24% to 53%
“Joe Biden has emerged as Democrats’ top choice for the presidential nomination in a new ABC News/Washington Post poll, but with only bare majority support within his party and a massive enthusiasm gap in a November matchup against President Trump. … Indeed, strong enthusiasm for Biden among his supporters – at just 24% – is the lowest on record for a Democratic presidential candidate in 20 years of ABC/Post polls. More than twice as many of Trump’s supporters are highly enthusiastic about supporting him, 53%.”
Mike Bloomberg has poured $2 million into efforts to boost turnout by African-American voters in eight key states, an indication of his intention to continue bankrolling Democratic causes ahead of November’s elections, CBS News reports.
“To the cynical and darkly clever people who run the Democratic Party, Biden’s fading intellect is not a handicap. It’s an opportunity. Joe Biden is weak, and he’s getting weaker. Ask anyone who knows him, or who’s watched him carefully over the past 50 years. Biden is noticeably more confused now than he was even last spring, when he entered the race. … Why is this good news for the Democratic establishment in Washington? Because it means they can control him. That’s one reason the other candidates were so eager to swing in behind Biden the instant he won a state.”
— Tucker Carlson argued that Joe Biden’s “fading intellect is not a handicap” but “an opportunity” for the Democratic establishment to control the resurgent White House hopeful, The Hill reports.
“He feels that he’s singularly positioned to help unify the party at the end of this. And if he were try to put his thumb on the scale now, it would take away his ability to do so when it’s most needed — the general election.”
— A confidant to Barack Obama, telling CNN why the former president isn’t endorsing yet in the Democratic presidential primary.

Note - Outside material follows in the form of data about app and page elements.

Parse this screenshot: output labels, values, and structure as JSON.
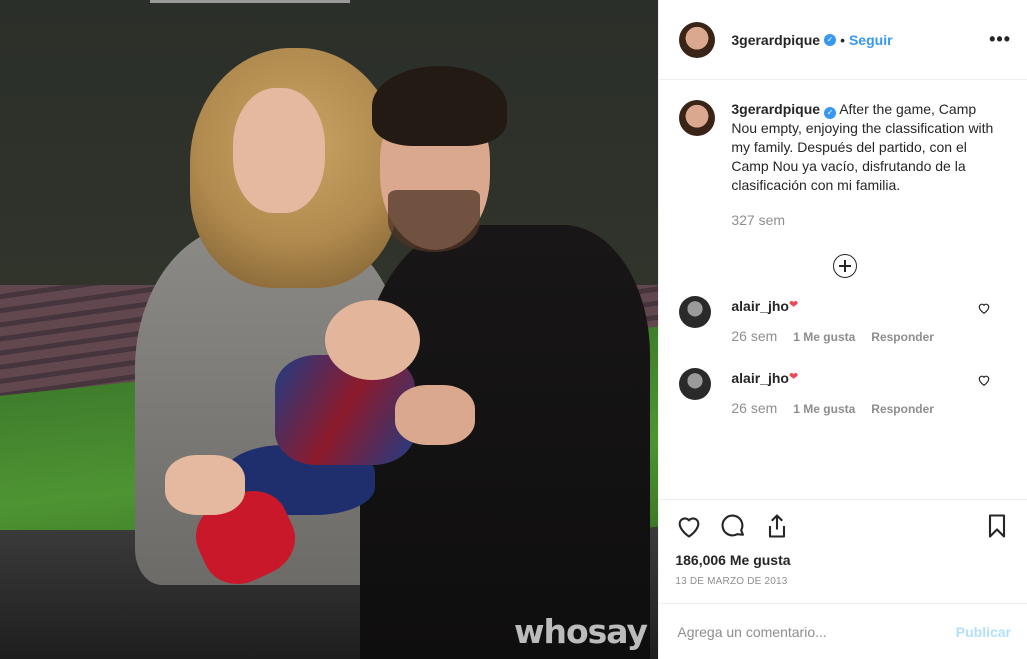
{
  "header": {
    "username": "3gerardpique",
    "separator": "•",
    "follow_label": "Seguir",
    "more_label": "•••"
  },
  "caption": {
    "username": "3gerardpique",
    "text": "After the game, Camp Nou empty, enjoying the classification with my family. Después del partido, con el Camp Nou ya vacío, disfrutando de la clasificación con mi familia.",
    "time": "327 sem"
  },
  "comments": [
    {
      "username": "alair_jho",
      "emoji": "❤",
      "time": "26 sem",
      "likes": "1 Me gusta",
      "reply": "Responder"
    },
    {
      "username": "alair_jho",
      "emoji": "❤",
      "time": "26 sem",
      "likes": "1 Me gusta",
      "reply": "Responder"
    }
  ],
  "icons": [
    "heart-icon",
    "comment-icon",
    "share-icon",
    "bookmark-icon",
    "load-more-icon",
    "verified-icon"
  ],
  "likes_count": "186,006 Me gusta",
  "date": "13 DE MARZO DE 2013",
  "add_comment": {
    "placeholder": "Agrega un comentario...",
    "publish_label": "Publicar"
  },
  "photo": {
    "watermark": "whosay"
  },
  "colors": {
    "link": "#3897f0",
    "publish_disabled": "#b2dffc",
    "muted": "#8e8e8e"
  }
}
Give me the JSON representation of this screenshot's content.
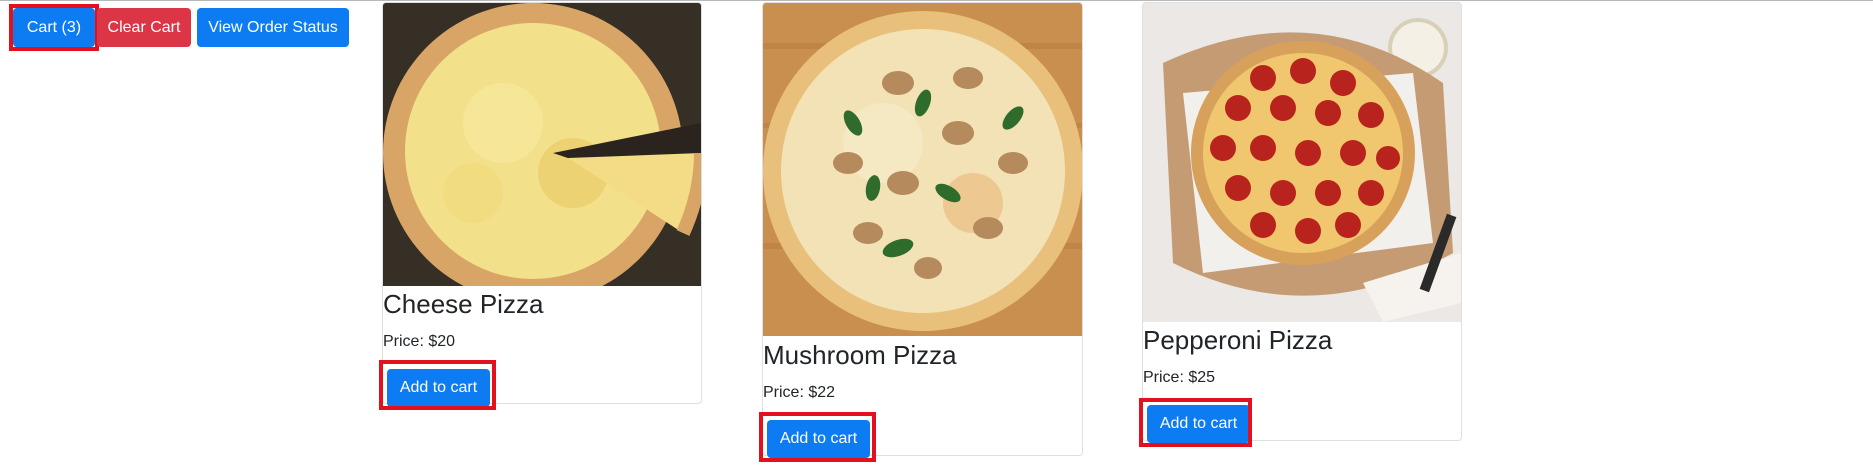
{
  "toolbar": {
    "cart_label": "Cart (3)",
    "clear_cart_label": "Clear Cart",
    "view_order_status_label": "View Order Status"
  },
  "products": [
    {
      "name": "Cheese Pizza",
      "price": "Price: $20",
      "add_label": "Add to cart",
      "image": "cheese-pizza-photo"
    },
    {
      "name": "Mushroom Pizza",
      "price": "Price: $22",
      "add_label": "Add to cart",
      "image": "mushroom-pizza-photo"
    },
    {
      "name": "Pepperoni Pizza",
      "price": "Price: $25",
      "add_label": "Add to cart",
      "image": "pepperoni-pizza-photo"
    }
  ],
  "colors": {
    "primary": "#0d7cf2",
    "danger": "#dc3545",
    "highlight": "#e3111d"
  }
}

Update: In light of the 60 Minutes interview with Bloomberg and the announcement by Buttigieg that he is dropping out, I’m switching my vote to Bloomberg.
“At a certain point, we have to stop backing away from Trump and turn around and start walking toward the America that we want to create. That’s the problem when the only political goal is defeating Donald Trump. All you’re doing is fighting a vendetta, you will literally accept any kind of foul evil as long as it’s not the specific evil that you’re fighting…
“People say, ‘Well HE can defeat him. THIS is the guy that can defeat him, or no, Biden can defeat him, or a moderate can defeat him, or a leftist can defeat him…’ Nobody knows who can take it so you might as well vote for the America you want to see, not the America you’re afraid to let go of.” — Moshe Kasher, comedian and writer
I live in a state that doesn’t vote until two weeks after Super Tuesday. A lot of tea leaves will have been read by the time I vote. The conventional wisdom will be set in stone and my state’s decision will be an afterthought.
And I am still going to vote for who I’m going to vote for. Pete Buttigieg has impressed me from the beginning. None of the other candidates feel right to me. I’m voting for Pete no matter what I’m being told by St. Patrick’s Day about who can win. I’m voting for Pete because he’s who I want to see in the White House in January.
The truth is that nobody knows who can or will defeat Trump. The truth is that most voters are not pundits. The truth is that by trying to be pundits, by voting based purely on who you think everyone else will vote for, you end up with a candidate that most don’t hate but no one loves. How did that work for us in 2016, 2004, and 1988?* […]
“We’ve already seen how he did, how he acted, the week after impeachment. Can you imagine this man after re-election?”
— Ben Rhodes, deputy national security advisor to Pres. Obama and author
If impeachment taught us one thing, it has to be the importance of flipping the Senate from Republican majority to Democratic majority. Had Democrats controlled the Senate during the trial, evidence would have been pursued, witnesses would have been both called and believed, and Donald Trump would have been held accountable for his naked power grabbing.
Likewise, even if Donald Trump wins in November, with a Democratically-controlled Senate joining the Democratically-controlled House, he will get nothing done. He will be rendered the ineffectual red-faced crybaby that he is if he has no enablers to make his dreams reality.
Not convinced that the Senate races are more important in 2020 than the presidential contest? The next president will almost certainly get to nominate two Supreme Court justices — but those people will have to be approved by the Senate. We’ve already seen who Republicans approve. Having two more justices like the first two will change life as Americans, particularly progressive Americans, know it. […]